Mary Ellen Withrow.jpg
40th Treasurer of the United States
In office
March 1, 1994 – January 20, 2001
President Bill Clinton
Preceded by Catalina V. Villalpando
Succeeded by Rosario Marin
Ohio State Treasurer
In office
1983–1994
Preceded by Gertrude Donahey
Succeeded by Ken Blackwell
Personal details
Born (1930-10-02) October 2, 1930 (age 83)
Marion County, Ohio, U.S.
Political party Democratic
Signature

Mary Ellen Hinamon Withrow (born October 2, 1930) was the 40th Treasurer of the United States from March 1, 1994 to January 20, 2001 under President Bill Clinton.

Withrow was one of the most visible Treasurers in recent history.[citation needed] She frequented coin and currency shows, autographing money (again) for anyone who asked. She was involved in the State Quarters project, the Sacagawea dollar coin project and the first issue of two dollar notes in nearly 20 years.

She also was Treasurer when the $5, $10, $20, $50, and $100 notes were redesigned in the 1990s.

Biography[edit]

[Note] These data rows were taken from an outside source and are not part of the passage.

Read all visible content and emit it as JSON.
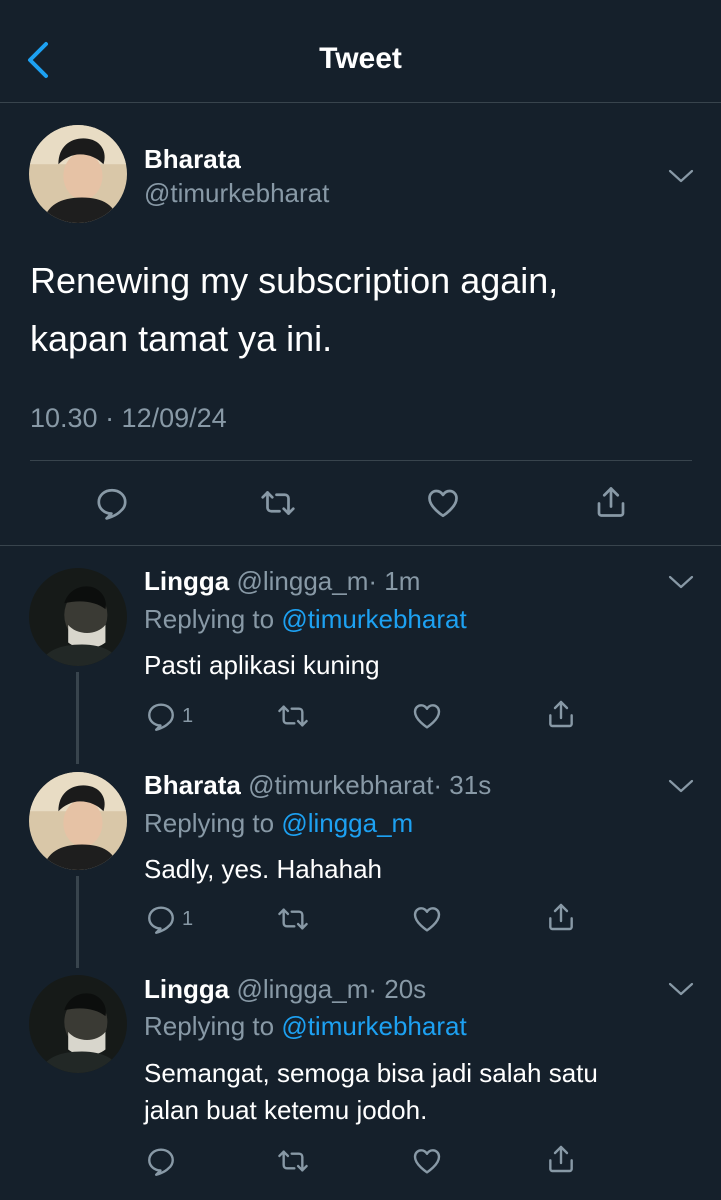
{
  "header": {
    "title": "Tweet"
  },
  "main_tweet": {
    "name": "Bharata",
    "handle": "@timurkebharat",
    "text_line1": "Renewing my subscription again,",
    "text_line2": "kapan tamat ya ini.",
    "timestamp": "10.30 · 12/09/24"
  },
  "replies": [
    {
      "name": "Lingga",
      "handle": "@lingga_m",
      "time": "· 1m",
      "replying_label": "Replying to",
      "replying_to": "@timurkebharat",
      "text": "Pasti aplikasi kuning",
      "reply_count": "1"
    },
    {
      "name": "Bharata",
      "handle": "@timurkebharat",
      "time": "· 31s",
      "replying_label": "Replying to",
      "replying_to": "@lingga_m",
      "text": "Sadly, yes. Hahahah",
      "reply_count": "1"
    },
    {
      "name": "Lingga",
      "handle": "@lingga_m",
      "time": "· 20s",
      "replying_label": "Replying to",
      "replying_to": "@timurkebharat",
      "text_line1": "Semangat, semoga bisa jadi salah satu",
      "text_line2": "jalan buat ketemu jodoh."
    }
  ],
  "colors": {
    "background": "#15202b",
    "divider": "#38444d",
    "secondary_text": "#8899a6",
    "accent": "#1da1f2"
  },
  "icons": [
    "back-chevron-icon",
    "chevron-down-icon",
    "reply-icon",
    "retweet-icon",
    "like-heart-icon",
    "share-icon"
  ]
}
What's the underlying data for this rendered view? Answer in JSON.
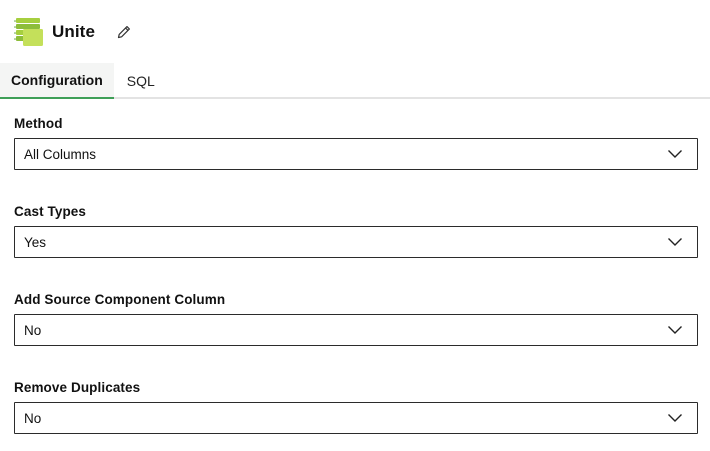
{
  "header": {
    "title": "Unite",
    "logo_icon": "stacked-tables-icon",
    "edit_icon": "pencil-icon"
  },
  "tabs": [
    {
      "label": "Configuration",
      "active": true
    },
    {
      "label": "SQL",
      "active": false
    }
  ],
  "fields": [
    {
      "label": "Method",
      "value": "All Columns"
    },
    {
      "label": "Cast Types",
      "value": "Yes"
    },
    {
      "label": "Add Source Component Column",
      "value": "No"
    },
    {
      "label": "Remove Duplicates",
      "value": "No"
    }
  ],
  "colors": {
    "accent": "#3e9f57",
    "logo_green": "#a6cf3f",
    "logo_green_dark": "#5f9e3a",
    "border": "#2b2b2b"
  }
}
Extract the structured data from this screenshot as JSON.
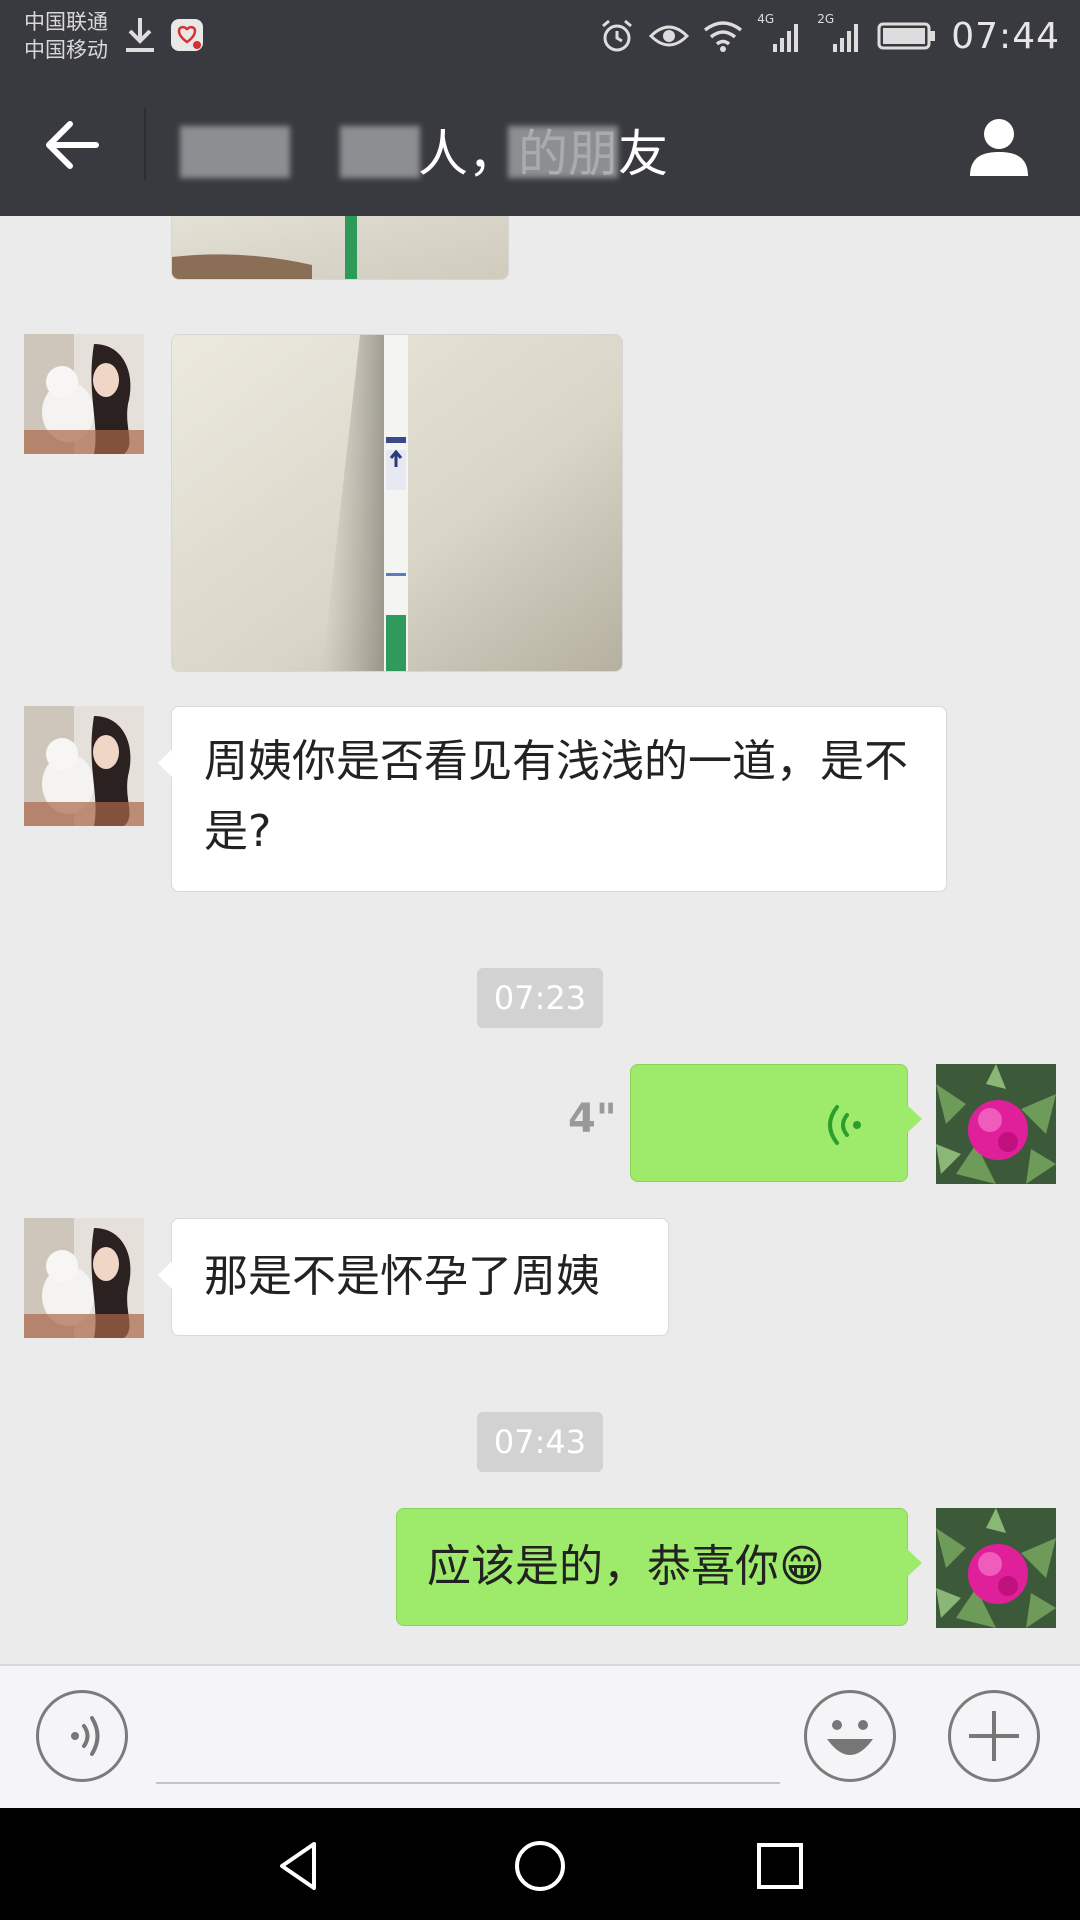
{
  "status_bar": {
    "carrier_1": "中国联通",
    "carrier_2": "中国移动",
    "net_1": "4G",
    "net_2": "2G",
    "time": "07:44"
  },
  "header": {
    "title": "人，的朋友"
  },
  "messages": {
    "text_1": "周姨你是否看见有浅浅的一道，是不是?",
    "timestamp_1": "07:23",
    "voice_duration": "4\"",
    "text_2": "那是不是怀孕了周姨",
    "timestamp_2": "07:43",
    "text_3": "应该是的，恭喜你😁"
  },
  "icons": [
    "back-arrow-icon",
    "profile-icon",
    "alarm-icon",
    "eye-icon",
    "wifi-icon",
    "signal-icon",
    "battery-icon",
    "voice-input-icon",
    "emoji-icon",
    "plus-icon",
    "nav-back-icon",
    "nav-home-icon",
    "nav-recents-icon"
  ],
  "colors": {
    "header_bg": "#393a3f",
    "chat_bg": "#ebebeb",
    "sent_bubble": "#9eea6a",
    "received_bubble": "#ffffff"
  }
}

A native of Marion County, Ohio, Withrow served as the treasurer of her home state of Ohio, a position to which she was elected in 1982, 1986, and 1990. Before that, she was elected Treasurer of her native Marion County, Ohio in 1976 and 1980. This makes her the only person to have held the post of treasurer at all three levels of government — local, state and national.[1]

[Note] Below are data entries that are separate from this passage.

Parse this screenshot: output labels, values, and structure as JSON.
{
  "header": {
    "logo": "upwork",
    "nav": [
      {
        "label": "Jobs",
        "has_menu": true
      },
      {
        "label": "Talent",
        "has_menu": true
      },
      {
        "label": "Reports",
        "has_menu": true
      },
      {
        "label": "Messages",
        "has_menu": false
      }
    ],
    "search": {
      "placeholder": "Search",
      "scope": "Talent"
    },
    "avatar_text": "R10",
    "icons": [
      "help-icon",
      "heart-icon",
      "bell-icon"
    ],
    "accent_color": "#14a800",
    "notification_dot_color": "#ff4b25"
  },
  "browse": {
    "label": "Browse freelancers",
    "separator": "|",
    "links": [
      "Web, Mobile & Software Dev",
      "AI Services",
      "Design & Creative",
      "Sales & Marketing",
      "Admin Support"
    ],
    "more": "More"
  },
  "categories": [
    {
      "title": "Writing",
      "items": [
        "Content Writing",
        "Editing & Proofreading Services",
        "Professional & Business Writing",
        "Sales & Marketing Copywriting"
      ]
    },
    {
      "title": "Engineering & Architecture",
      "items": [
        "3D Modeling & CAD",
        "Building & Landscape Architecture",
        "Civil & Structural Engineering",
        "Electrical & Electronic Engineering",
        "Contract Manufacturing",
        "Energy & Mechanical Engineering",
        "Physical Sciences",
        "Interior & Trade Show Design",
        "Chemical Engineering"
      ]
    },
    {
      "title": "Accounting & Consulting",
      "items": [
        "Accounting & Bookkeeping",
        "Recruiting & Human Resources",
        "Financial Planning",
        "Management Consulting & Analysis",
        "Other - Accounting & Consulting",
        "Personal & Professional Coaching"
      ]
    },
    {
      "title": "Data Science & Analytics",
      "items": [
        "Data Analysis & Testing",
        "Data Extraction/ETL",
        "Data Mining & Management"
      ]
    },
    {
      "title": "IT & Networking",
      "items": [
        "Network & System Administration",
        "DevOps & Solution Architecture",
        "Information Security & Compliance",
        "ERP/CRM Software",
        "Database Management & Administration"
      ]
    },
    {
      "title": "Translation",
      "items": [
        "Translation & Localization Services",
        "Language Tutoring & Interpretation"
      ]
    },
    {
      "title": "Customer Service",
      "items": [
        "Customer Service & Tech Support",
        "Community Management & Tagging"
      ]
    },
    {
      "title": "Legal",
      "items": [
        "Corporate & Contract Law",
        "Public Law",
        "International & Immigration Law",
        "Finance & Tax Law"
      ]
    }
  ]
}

Withrow began her career in public service in 1969 as the first woman elected to the Elgin Local School Board in Marion County. As Ohio's Treasurer, Withrow instituted new programs, achieved record earnings, and was nationally recognized for her efficient management. Withrow was a Presidential Elector for Ohio in 1992 and a delegate to the 2000 Democratic National Convention from Ohio. She again served as a member of the Ohio delegation at the 2004 Democratic National Convention.

Recognition[edit]

Withrow is the recipient of numerous honors, including the Donald L. Scantlebury Memorial Award from the Treasury's Joint Financial Management Improvement Program for financial excellence and improvement in government, and the nation's "Most Valuable State Public Official" by City & State Newspaper in 1990.

She has been the president of several Treasury-related associations, including the National Association of State Treasurers, and the National Association of State Auditors, Comptrollers and Treasurers.

Activism[edit]

Withrow and other Treasury officials watch Secretary Summers affix his signature to new currency, 1999

Withrow is an activist for women in government and is a member of the board of directors of Women Executives in State Government, an inductee into the Ohio Women's Hall of Fame and a recipient of a Women Executives in State Government fellowship to Harvard University. Following her retirement from office in January 2001, Withrow became active in the US Treasury's historical society. Withrow's collection of personal documents, photographs, awards and personal papers are housed at the Marion County Historical Society, Marion, Ohio. She has recently appeared in television ads supporting Ohio's Issue 3 casino proposal.

References[edit]


Political offices
Preceded by
Catalina Vásquez Villalpando
Treasurer of the United States
1994-2001
Succeeded by
Rosario Marin